“First of all, look at that cover. If that isn’t one of the most glorious pieces of album art, I don’t know what is. It reminds me ever so slightly of Dio’s old mascot, but JIRM don’t worship at that altar. No, the band formerly known as Jeremy Irons and the Ratgang Malibus. play a groove-filled psych/stoner blend with plenty of progressive tendencies, and Surge Ex Monumentis is their first album under the shortened moniker. After three albums with their cumbersome old name. Why the name change? To distance themselves from a washed-up, mean old actor, or to just give us less to try and remember? And what else besides the name has changed?” Up the Jeremy Irons!

Voodoo Circle – Raised on Rock Review

Voodoo Circle – Raised on Rock Review

Voodoo Circle make Steel and I yearn for the olde days, when we would sit on the veranda in our trailer park, drinking hobo wine out of pickle jars, listening to mixtapes of Blue Murder, Whitesnake, Great White, and the Scorpions. It was a simpler time: hairspray-soaked blues metal dominated the scene, and there were four main lyrical topics: love, bad love, dirty love, and sex. You can’t get away with that in today’s climate, but that won’t stop Voodoo Circle from trying.” Sex is love.

Fozzy – Judas Review

Fozzy – Judas Review

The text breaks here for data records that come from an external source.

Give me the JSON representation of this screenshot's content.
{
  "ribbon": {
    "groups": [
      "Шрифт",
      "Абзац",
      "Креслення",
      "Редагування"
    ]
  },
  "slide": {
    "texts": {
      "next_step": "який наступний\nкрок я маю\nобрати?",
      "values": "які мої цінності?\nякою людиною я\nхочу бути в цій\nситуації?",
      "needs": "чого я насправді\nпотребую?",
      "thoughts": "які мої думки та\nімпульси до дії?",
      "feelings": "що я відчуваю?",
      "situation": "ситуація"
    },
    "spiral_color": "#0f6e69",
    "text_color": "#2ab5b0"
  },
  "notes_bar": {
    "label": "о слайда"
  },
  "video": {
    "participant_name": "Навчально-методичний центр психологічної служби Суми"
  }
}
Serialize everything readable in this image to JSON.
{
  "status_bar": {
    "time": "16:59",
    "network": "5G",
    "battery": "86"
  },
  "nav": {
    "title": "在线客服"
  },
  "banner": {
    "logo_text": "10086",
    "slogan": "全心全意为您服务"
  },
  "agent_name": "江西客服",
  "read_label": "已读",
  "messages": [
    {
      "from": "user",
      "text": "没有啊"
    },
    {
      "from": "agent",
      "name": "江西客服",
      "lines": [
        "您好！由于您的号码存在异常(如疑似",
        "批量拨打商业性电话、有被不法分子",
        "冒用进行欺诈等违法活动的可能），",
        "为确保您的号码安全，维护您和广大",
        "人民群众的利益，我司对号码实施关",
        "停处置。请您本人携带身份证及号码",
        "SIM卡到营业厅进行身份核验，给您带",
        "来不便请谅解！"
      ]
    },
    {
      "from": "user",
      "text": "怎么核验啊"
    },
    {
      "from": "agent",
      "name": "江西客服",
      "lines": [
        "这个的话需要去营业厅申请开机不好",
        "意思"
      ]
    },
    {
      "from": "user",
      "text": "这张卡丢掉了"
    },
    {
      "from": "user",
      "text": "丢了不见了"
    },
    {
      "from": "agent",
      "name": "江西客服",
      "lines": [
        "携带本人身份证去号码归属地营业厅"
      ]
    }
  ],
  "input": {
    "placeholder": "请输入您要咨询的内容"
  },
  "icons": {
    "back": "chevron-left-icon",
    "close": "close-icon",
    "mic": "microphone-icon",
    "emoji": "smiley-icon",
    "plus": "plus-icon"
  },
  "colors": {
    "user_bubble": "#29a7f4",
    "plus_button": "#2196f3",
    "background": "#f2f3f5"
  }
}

“There’s only so far you can go when you write Linkin Park rock/metal. That said, Judas is one of the more fluid albums the band has ever put to tape. It flows the way you’d want a rock album to flow. It doesn’t overdo it, like the balls-and-booze Sins and Bones, nor does it overcompensate (for lack of balls), like the growly Do You Wanna Start a War. And it has the passion to at least be convincing. There’re a few hard-rock flops but the band actually attacked Judas with the same ferocity as Do You Wanna Start a War. But, the wimpy growls are gone and Judas is the better for it.” The Wizard of Fozz.